So many beautiful flowers!
So many turtles in the lily pond! (Click to enlarge.)
Oh, but really, the flowers!
Oh, the flowers!
And there's shopping. The New England Wild Flower Society propagates native plants. The gift shop has all kinds of tempting tchotchkes -- wind chimes, jewelry, amazing books that are only tchotchkes when you have as many still unread books lying about the house as we do -- but also a beautiful selection of native plants nurtured by the Society which you can buy and plant in your own garden. Most are quite reasonably priced, but there were some surprises.
These diminutive lady slippers (local native orchids), for example, cost $55.00 each, because having been cultivated from seed, not collected from the wild, each little plant took years to reach this size. Once you plant them in your yard or habitat, they will flourish with little care (though they will not proliferate quickly), yet coaxing them this far into adulthood -- in captivity, as it were -- takes quite a bit of time and effort.
Okay, but I promised you movies. They're short, and they were taken by my true love in order to show my spectacular prosthetist Bob how I am using my new leg out in the world.
The first shows me just walking down a gentle slope.
The second shows me walking down a very steep slope.
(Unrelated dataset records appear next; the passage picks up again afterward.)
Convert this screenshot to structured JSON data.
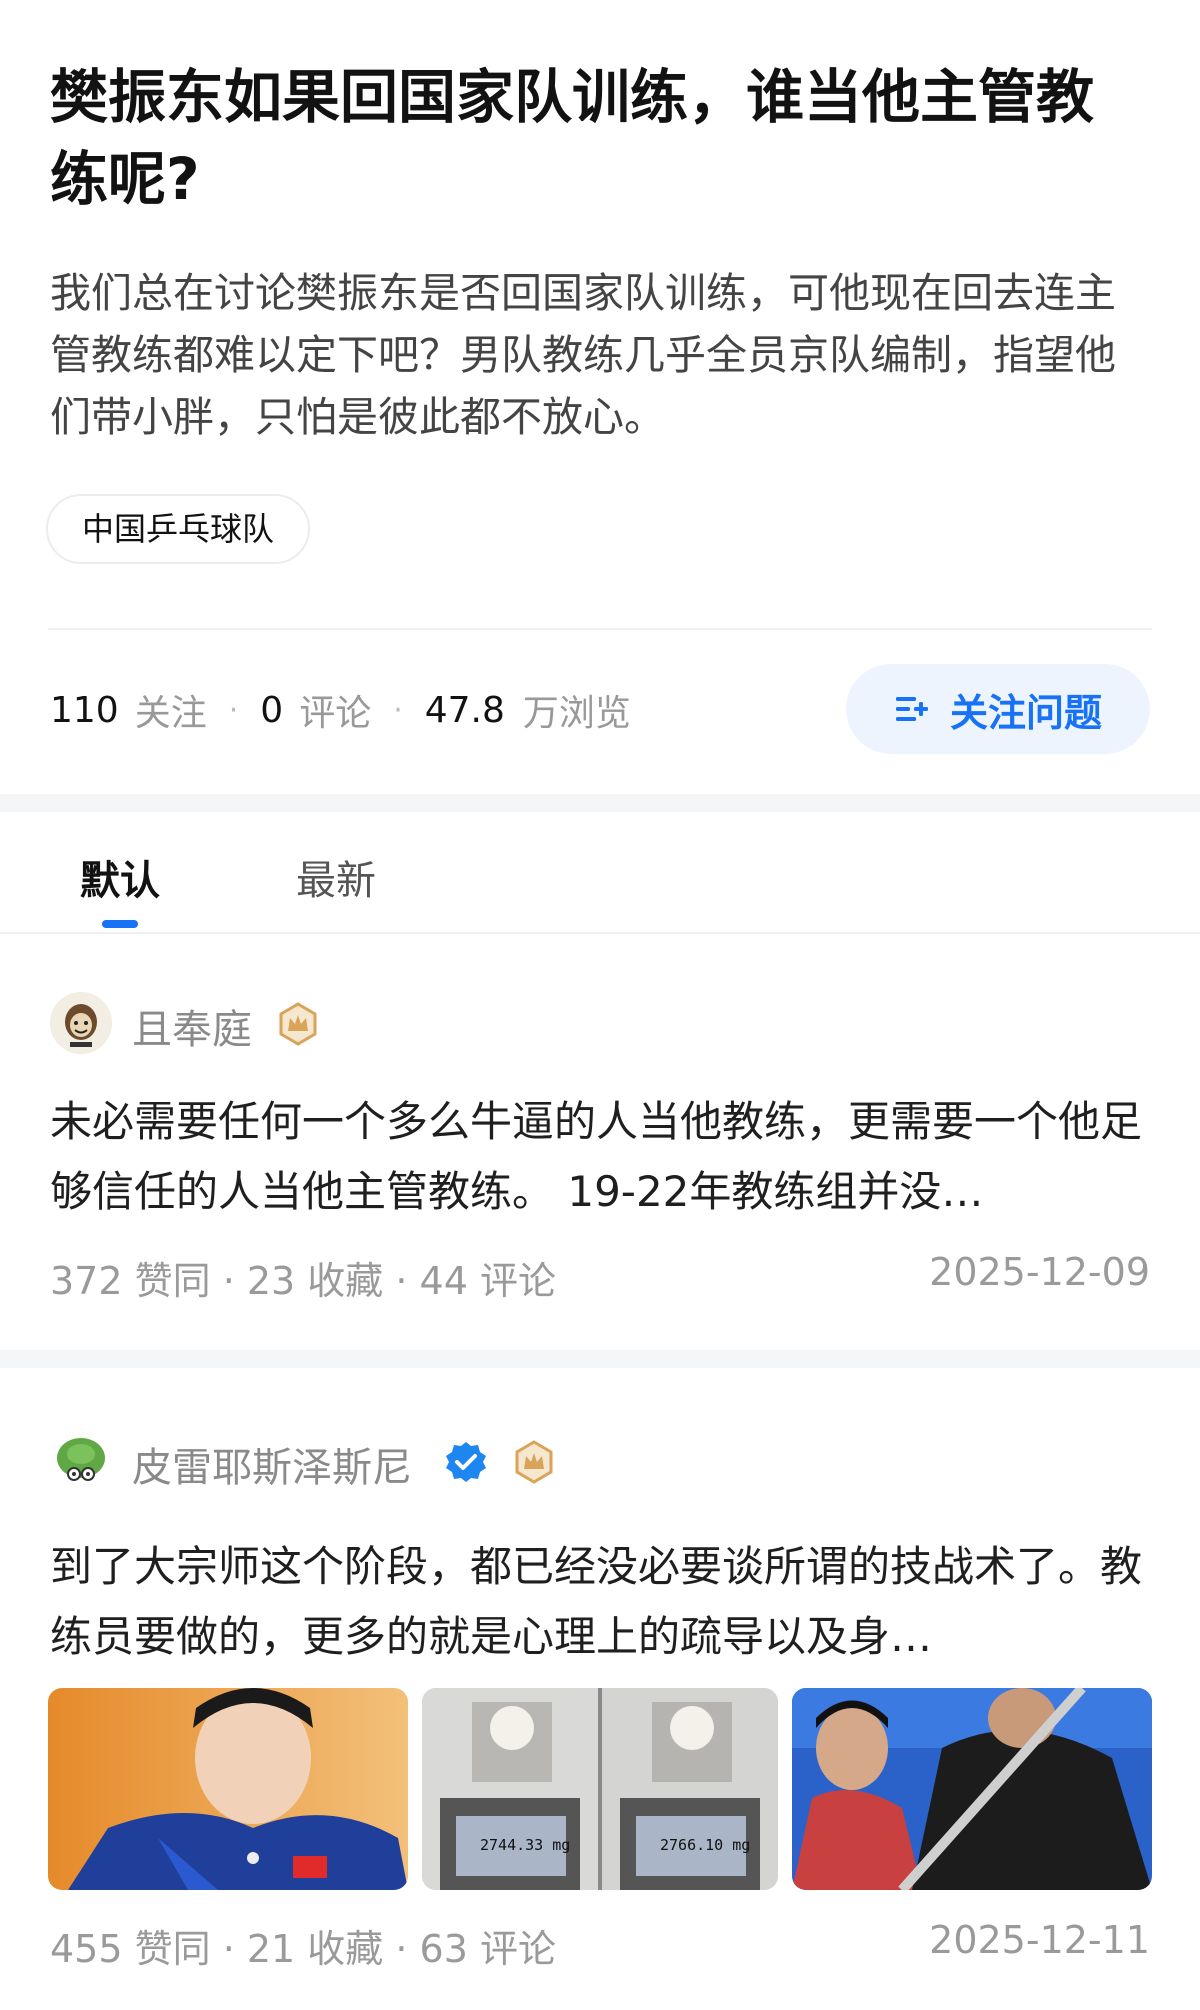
{
  "question": {
    "title": "樊振东如果回国家队训练，谁当他主管教练呢?",
    "description": "我们总在讨论樊振东是否回国家队训练，可他现在回去连主管教练都难以定下吧？男队教练几乎全员京队编制，指望他们带小胖，只怕是彼此都不放心。",
    "topic": "中国乒乓球队"
  },
  "stats": {
    "follow_count": "110",
    "follow_label": "关注",
    "comment_count": "0",
    "comment_label": "评论",
    "view_count": "47.8",
    "view_label": "万浏览",
    "follow_button": "关注问题"
  },
  "tabs": {
    "default": "默认",
    "latest": "最新"
  },
  "answers": [
    {
      "author": "且奉庭",
      "excerpt": "未必需要任何一个多么牛逼的人当他教练，更需要一个他足够信任的人当他主管教练。 19-22年教练组并没…",
      "meta": "372 赞同 · 23 收藏 · 44 评论",
      "date": "2025-12-09"
    },
    {
      "author": "皮雷耶斯泽斯尼",
      "excerpt": "到了大宗师这个阶段，都已经没必要谈所谓的技战术了。教练员要做的，更多的就是心理上的疏导以及身…",
      "meta": "455 赞同 · 21 收藏 · 63 评论",
      "date": "2025-12-11",
      "images": [
        {
          "readout": "2744.33 mg"
        },
        {
          "readout": "2766.10 mg"
        }
      ]
    }
  ],
  "colors": {
    "accent": "#1772f6",
    "accent_bg": "#eef4fe",
    "verified": "#1d86f0",
    "badge_gold": "#d9a45a"
  }
}
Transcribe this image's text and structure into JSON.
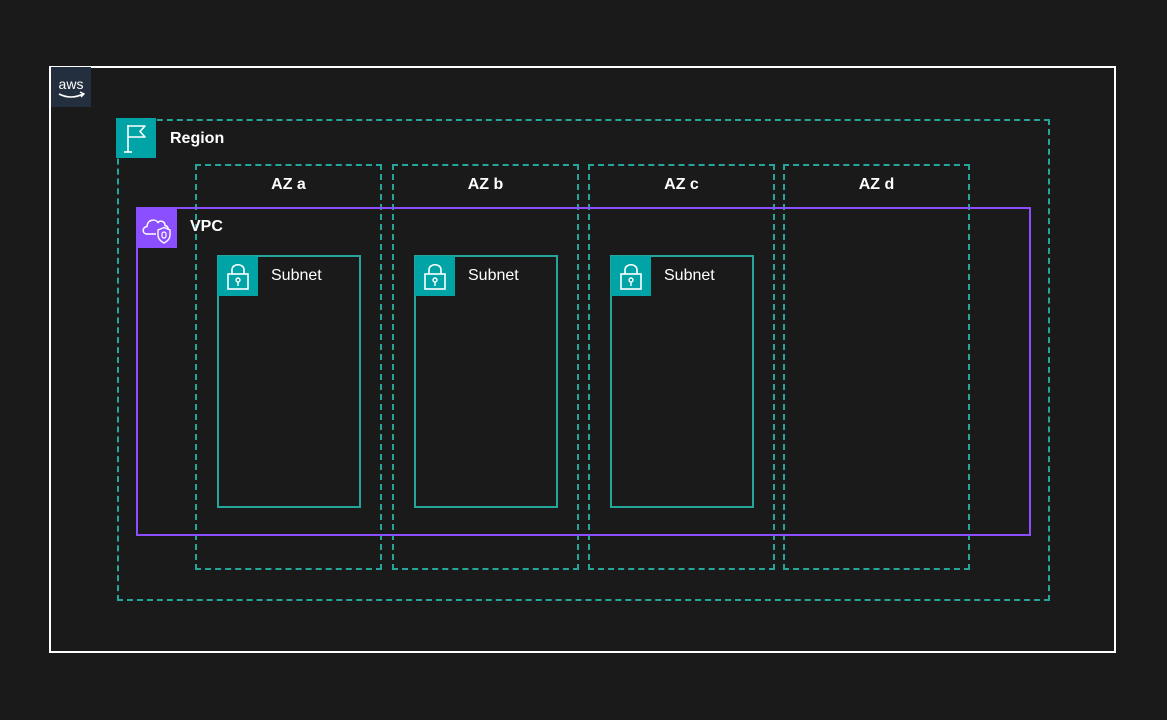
{
  "diagram": {
    "aws_logo": {
      "text": "aws",
      "icon": "aws-logo-icon"
    },
    "region": {
      "label": "Region",
      "icon": "region-flag-icon"
    },
    "availability_zones": [
      {
        "label": "AZ a"
      },
      {
        "label": "AZ b"
      },
      {
        "label": "AZ c"
      },
      {
        "label": "AZ d"
      }
    ],
    "vpc": {
      "label": "VPC",
      "icon": "vpc-cloud-icon"
    },
    "subnets": [
      {
        "label": "Subnet",
        "icon": "subnet-lock-icon"
      },
      {
        "label": "Subnet",
        "icon": "subnet-lock-icon"
      },
      {
        "label": "Subnet",
        "icon": "subnet-lock-icon"
      }
    ],
    "colors": {
      "background": "#1a1a1a",
      "aws_cloud_border": "#ffffff",
      "region_teal": "#26a69a",
      "icon_teal": "#00a4a6",
      "vpc_purple": "#8c4fff",
      "aws_logo_bg": "#232f3e"
    }
  }
}
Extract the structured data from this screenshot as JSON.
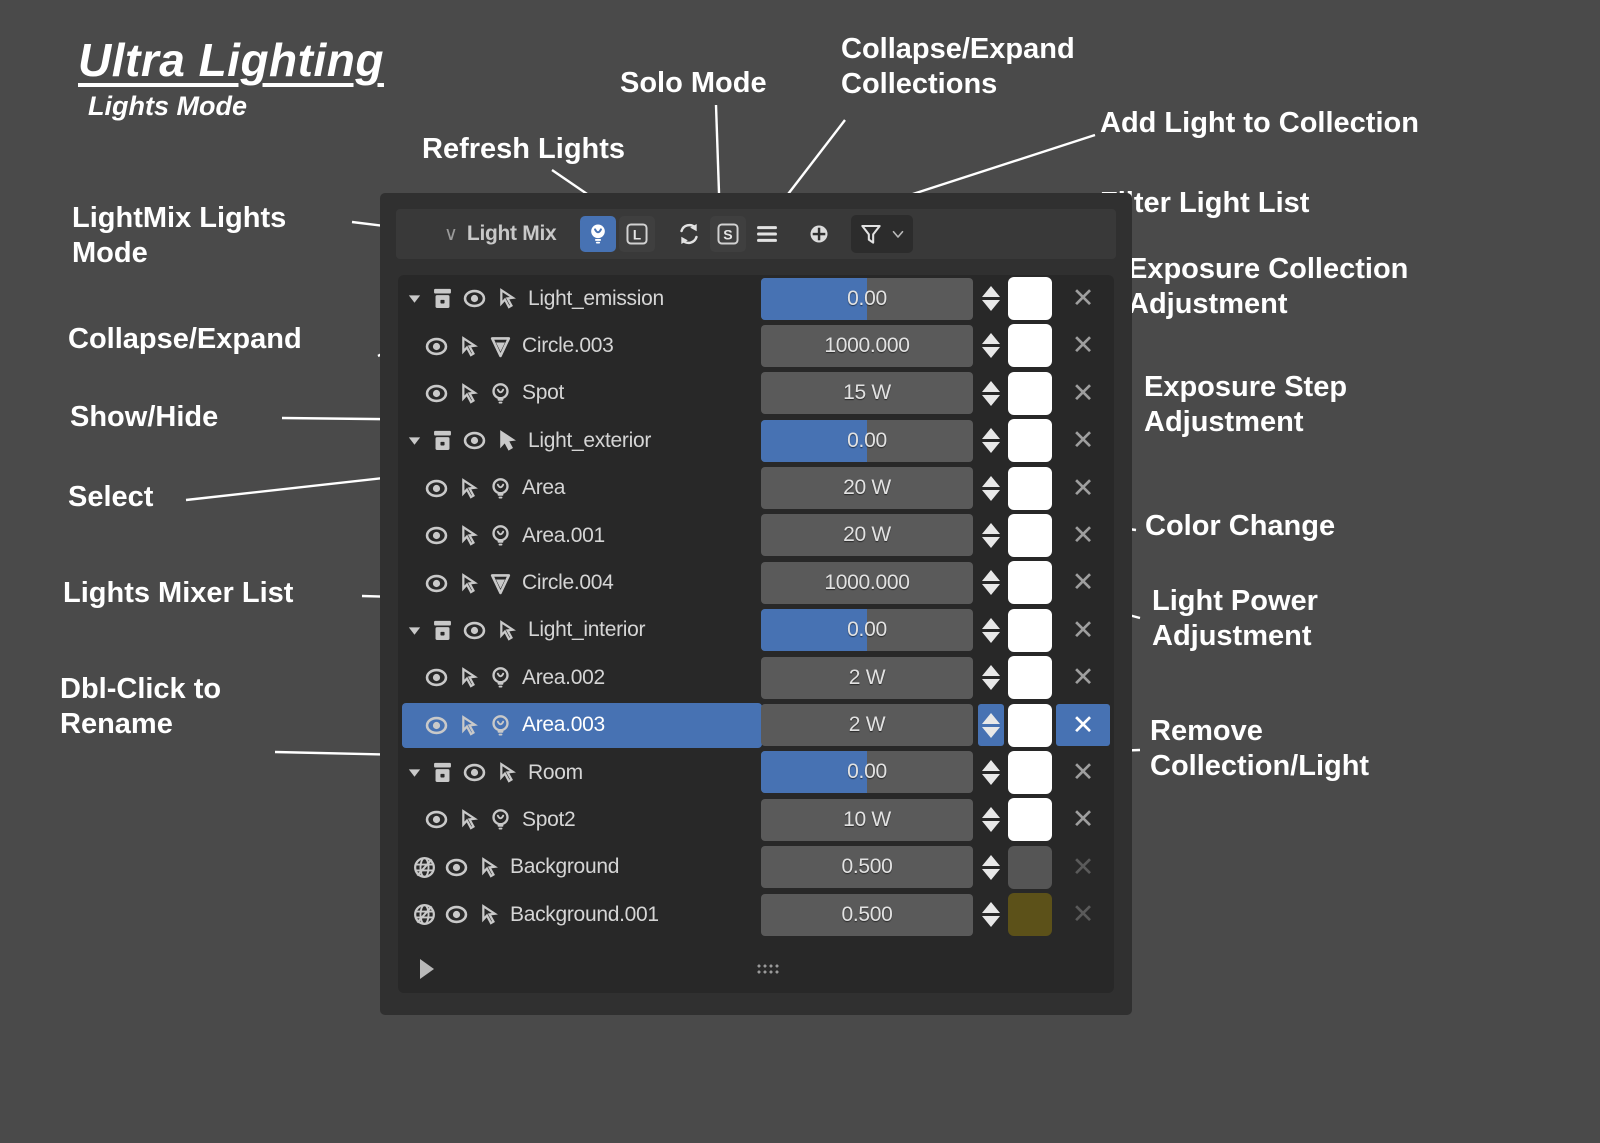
{
  "title": {
    "main": "Ultra Lighting",
    "sub": "Lights Mode"
  },
  "colors": {
    "accent_blue": "#4772b3",
    "panel_bg": "#303030",
    "list_bg": "#282828",
    "slider_bg": "#5a5a5a",
    "page_bg": "#4a4a4a",
    "text": "#d5d5d5",
    "background_swatch_1": "#555555",
    "background_swatch_2": "#5c5119"
  },
  "annotations": [
    {
      "name": "refresh-lights",
      "text": "Refresh Lights"
    },
    {
      "name": "solo-mode",
      "text": "Solo Mode"
    },
    {
      "name": "collapse-expand-collections",
      "text": "Collapse/Expand\nCollections"
    },
    {
      "name": "add-light-to-collection",
      "text": "Add Light to Collection"
    },
    {
      "name": "filter-light-list",
      "text": "Filter Light List"
    },
    {
      "name": "lightmix-lights-mode",
      "text": "LightMix Lights\nMode"
    },
    {
      "name": "collapse-expand",
      "text": "Collapse/Expand"
    },
    {
      "name": "show-hide",
      "text": "Show/Hide"
    },
    {
      "name": "select",
      "text": "Select"
    },
    {
      "name": "lights-mixer-list",
      "text": "Lights Mixer List"
    },
    {
      "name": "dbl-click-to-rename",
      "text": "Dbl-Click to\nRename"
    },
    {
      "name": "exposure-collection-adjustment",
      "text": "Exposure Collection\nAdjustment"
    },
    {
      "name": "exposure-step-adjustment",
      "text": "Exposure Step\nAdjustment"
    },
    {
      "name": "color-change",
      "text": "Color Change"
    },
    {
      "name": "light-power-adjustment",
      "text": "Light Power\nAdjustment"
    },
    {
      "name": "remove-collection-light",
      "text": "Remove\nCollection/Light"
    }
  ],
  "panel": {
    "header": {
      "chevron": "∨",
      "title": "Light Mix",
      "buttons": [
        {
          "name": "lightmix-lights-mode-button",
          "icon": "bulb-icon",
          "label": "",
          "active": true
        },
        {
          "name": "lightmix-layers-mode-button",
          "icon": "letter-l-icon",
          "label": "L",
          "active": false
        },
        {
          "name": "refresh-lights-button",
          "icon": "refresh-icon",
          "label": "",
          "active": false
        },
        {
          "name": "solo-mode-button",
          "icon": "letter-s-icon",
          "label": "S",
          "active": false
        },
        {
          "name": "collapse-expand-collections-button",
          "icon": "hamburger-icon",
          "label": "",
          "active": false
        },
        {
          "name": "add-light-button",
          "icon": "plus-circle-icon",
          "label": "",
          "active": false
        },
        {
          "name": "filter-button",
          "icon": "funnel-icon",
          "label": "",
          "active": false
        },
        {
          "name": "filter-dropdown-button",
          "icon": "chevron-down-icon",
          "label": "",
          "active": false
        }
      ]
    },
    "rows": [
      {
        "name": "Light_emission",
        "type": "collection",
        "value": "0.00",
        "fill": 50,
        "swatch": "#ffffff",
        "selected": false,
        "select_filled": false,
        "removable": true
      },
      {
        "name": "Circle.003",
        "type": "mesh",
        "value": "1000.000",
        "fill": 0,
        "swatch": "#ffffff",
        "selected": false,
        "select_filled": false,
        "removable": true
      },
      {
        "name": "Spot",
        "type": "lamp",
        "value": "15 W",
        "fill": 0,
        "swatch": "#ffffff",
        "selected": false,
        "select_filled": false,
        "removable": true
      },
      {
        "name": "Light_exterior",
        "type": "collection",
        "value": "0.00",
        "fill": 50,
        "swatch": "#ffffff",
        "selected": false,
        "select_filled": true,
        "removable": true
      },
      {
        "name": "Area",
        "type": "lamp",
        "value": "20 W",
        "fill": 0,
        "swatch": "#ffffff",
        "selected": false,
        "select_filled": false,
        "removable": true
      },
      {
        "name": "Area.001",
        "type": "lamp",
        "value": "20 W",
        "fill": 0,
        "swatch": "#ffffff",
        "selected": false,
        "select_filled": false,
        "removable": true
      },
      {
        "name": "Circle.004",
        "type": "mesh",
        "value": "1000.000",
        "fill": 0,
        "swatch": "#ffffff",
        "selected": false,
        "select_filled": false,
        "removable": true
      },
      {
        "name": "Light_interior",
        "type": "collection",
        "value": "0.00",
        "fill": 50,
        "swatch": "#ffffff",
        "selected": false,
        "select_filled": false,
        "removable": true
      },
      {
        "name": "Area.002",
        "type": "lamp",
        "value": "2 W",
        "fill": 0,
        "swatch": "#ffffff",
        "selected": false,
        "select_filled": false,
        "removable": true
      },
      {
        "name": "Area.003",
        "type": "lamp",
        "value": "2 W",
        "fill": 0,
        "swatch": "#ffffff",
        "selected": true,
        "select_filled": false,
        "removable": true
      },
      {
        "name": "Room",
        "type": "collection",
        "value": "0.00",
        "fill": 50,
        "swatch": "#ffffff",
        "selected": false,
        "select_filled": false,
        "removable": true
      },
      {
        "name": "Spot2",
        "type": "lamp",
        "value": "10 W",
        "fill": 0,
        "swatch": "#ffffff",
        "selected": false,
        "select_filled": false,
        "removable": true
      },
      {
        "name": "Background",
        "type": "world",
        "value": "0.500",
        "fill": 0,
        "swatch": "#555555",
        "selected": false,
        "select_filled": false,
        "removable": false
      },
      {
        "name": "Background.001",
        "type": "world",
        "value": "0.500",
        "fill": 0,
        "swatch": "#5c5119",
        "selected": false,
        "select_filled": false,
        "removable": false
      }
    ],
    "remove_glyph": "✕"
  }
}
Bear in mind that the dirt is covered with gravel, some loose, some imbedded.
Garden in the Woods is not exactly accessible to wheelchair users unless you bring along Sven your muscular manservant to keep control of your chair on steep, gravel-dusted slopes like this. (I did discover later that "cart tours," rides around the park in a covered golf-cart type of thing, are available for people with mobility issues; call in advance to arrange.) However, I saw many other people walking around on alternative equipment or with various aids (including canes, crutches, and supportive arms of friends and family), and there were many, many strollers.
However you do it, this is a place you will want to go through slowly. Otherwise you might miss something.